A Civil War is a history of the wartime Italian Resistance, recounted by a historian who took part in the struggle against Mussolini’s Fascist Republic. Since its publication in Italy, Claudio Pavone’s masterwork has become indispensable to anyone seeking to understand this period and its continuing importance for the nation’s identity. Pavone casts a sober eye on his protagonists’ ethical and ideological motivations. He uncovers a multilayered conflict, in which class antagonisms, patriotism and political ideals all played a part. A clear understanding of this complexity allows him to explain many details of the post-war transition, as well as the legacy of the Resistance for modern Italy. In addition to being a monumental work of scholarship, A Civil War is a folk history, capturing events, personalities and attitudes that were on the verge of slipping entirely out of recollection to the detriment of Italy’s understanding of itself and its past.
|Author||: Ethan S. Rafuse|
The largest and most destructive military conflict between the Napoleonic Wars and the First World War, the American Civil War has inspired some of the best and most intriguing scholarship in the field of United States history.

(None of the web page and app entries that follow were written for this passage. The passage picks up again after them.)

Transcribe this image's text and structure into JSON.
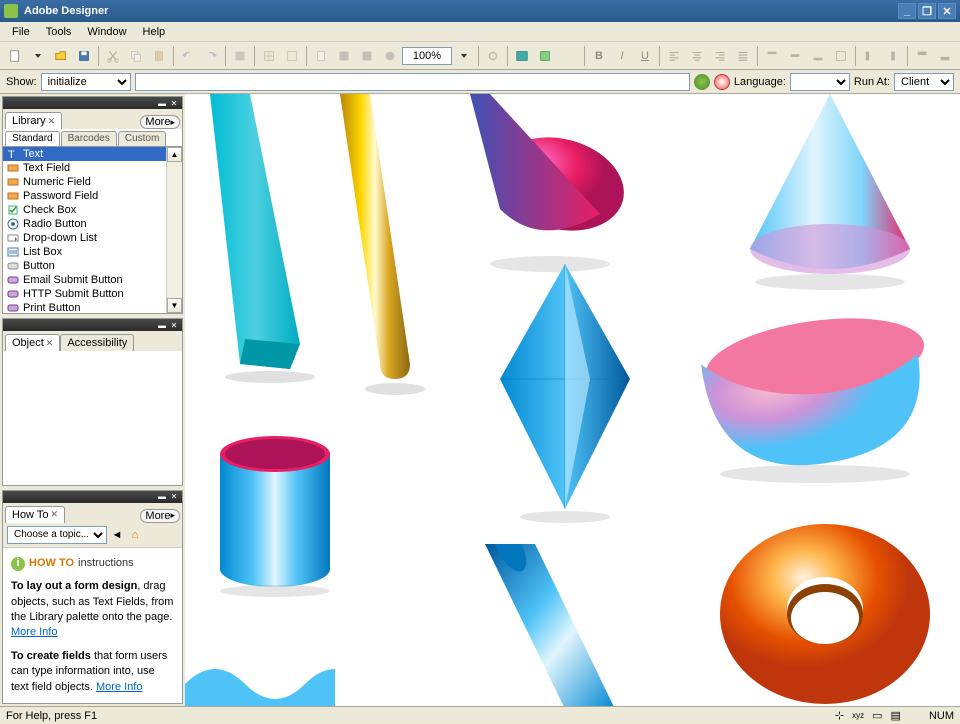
{
  "app": {
    "title": "Adobe Designer"
  },
  "menu": [
    "File",
    "Tools",
    "Window",
    "Help"
  ],
  "zoom": "100%",
  "showbar": {
    "label": "Show:",
    "value": "initialize",
    "langLabel": "Language:",
    "runLabel": "Run At:",
    "runValue": "Client"
  },
  "panels": {
    "library": {
      "title": "Library",
      "more": "More",
      "subtabs": [
        "Standard",
        "Barcodes",
        "Custom"
      ],
      "items": [
        {
          "label": "Text",
          "color": "#4a7db5"
        },
        {
          "label": "Text Field",
          "color": "#d97706"
        },
        {
          "label": "Numeric Field",
          "color": "#d97706"
        },
        {
          "label": "Password Field",
          "color": "#d97706"
        },
        {
          "label": "Check Box",
          "color": "#22aa22"
        },
        {
          "label": "Radio Button",
          "color": "#3a6ea5"
        },
        {
          "label": "Drop-down List",
          "color": "#666"
        },
        {
          "label": "List Box",
          "color": "#4a7db5"
        },
        {
          "label": "Button",
          "color": "#999"
        },
        {
          "label": "Email Submit Button",
          "color": "#7a3a9a"
        },
        {
          "label": "HTTP Submit Button",
          "color": "#7a3a9a"
        },
        {
          "label": "Print Button",
          "color": "#7a3a9a"
        }
      ]
    },
    "object": {
      "title": "Object",
      "tab2": "Accessibility"
    },
    "howto": {
      "title": "How To",
      "more": "More",
      "topic": "Choose a topic...",
      "heading": "HOW TO",
      "headingSuffix": "instructions",
      "p1pre": "To lay out a form design",
      "p1": ", drag objects, such as Text Fields, from the Library palette onto the page. ",
      "p2pre": "To create fields",
      "p2": " that form users can type information into, use text field objects. ",
      "moreInfo": "More Info"
    }
  },
  "status": {
    "help": "For Help, press F1",
    "num": "NUM"
  }
}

This volume offers some of the most important work on the war to appear in the past few decades and offers compelling information and insights into subjects ranging from the organization of armies, historiography, the use of intelligence and the challenges faced by civil and military leaders in the course of Americas bloodiest war.
|Author||: Mark Thornton,Robert B. Ekelund, Jr.,Robert Burton Ekelund|
|Editor||: Rowman & Littlefield|
Inspired by the wonderful local produce of the Quercy Blanc region of South West France, Belinda Berry has created a fabulous looking book of fabulous tasting food. All the dishes have been cooked for her guests who come from all over the world to enjoy an Images of France photography holiday.From Nibbles to Desserts, the book is full of easy to prepare recipes, each of which are identified as to whether they are Wheat Free, Dairy Free, Vegetarian, Low Fat or Low Sugar.This is not a book about French cookery, it is a book about cooking in France, that will make your mouth water just to look at!Over 160 recipes, liberally illustrated with full colour photographs throughout, by Graham Berry and guest photographers.
|Author||: David Ingall & Karin Risko|
|Editor||: Arcadia Publishing|
When America faced its greatest internal crisis, Michigan answered the call with over ninety thousand troops. The story of that sacrifice is preserved in the state's rich collection of Civil War monuments, markers, forts, cemeteries, reenactments, museums and exhibits. Discover how General George A. Custer and the famed Michigan Cavalry Brigade "saved the Union." Visit the chair that President Lincoln was assassinated in at Ford's Theatre, and view the grave of the last African American Union veteran. With a foreword by Civil War historian Jack Dempsey, this work is the first of its kind to chronicle the many Civil War landmarks in the Wolverine State.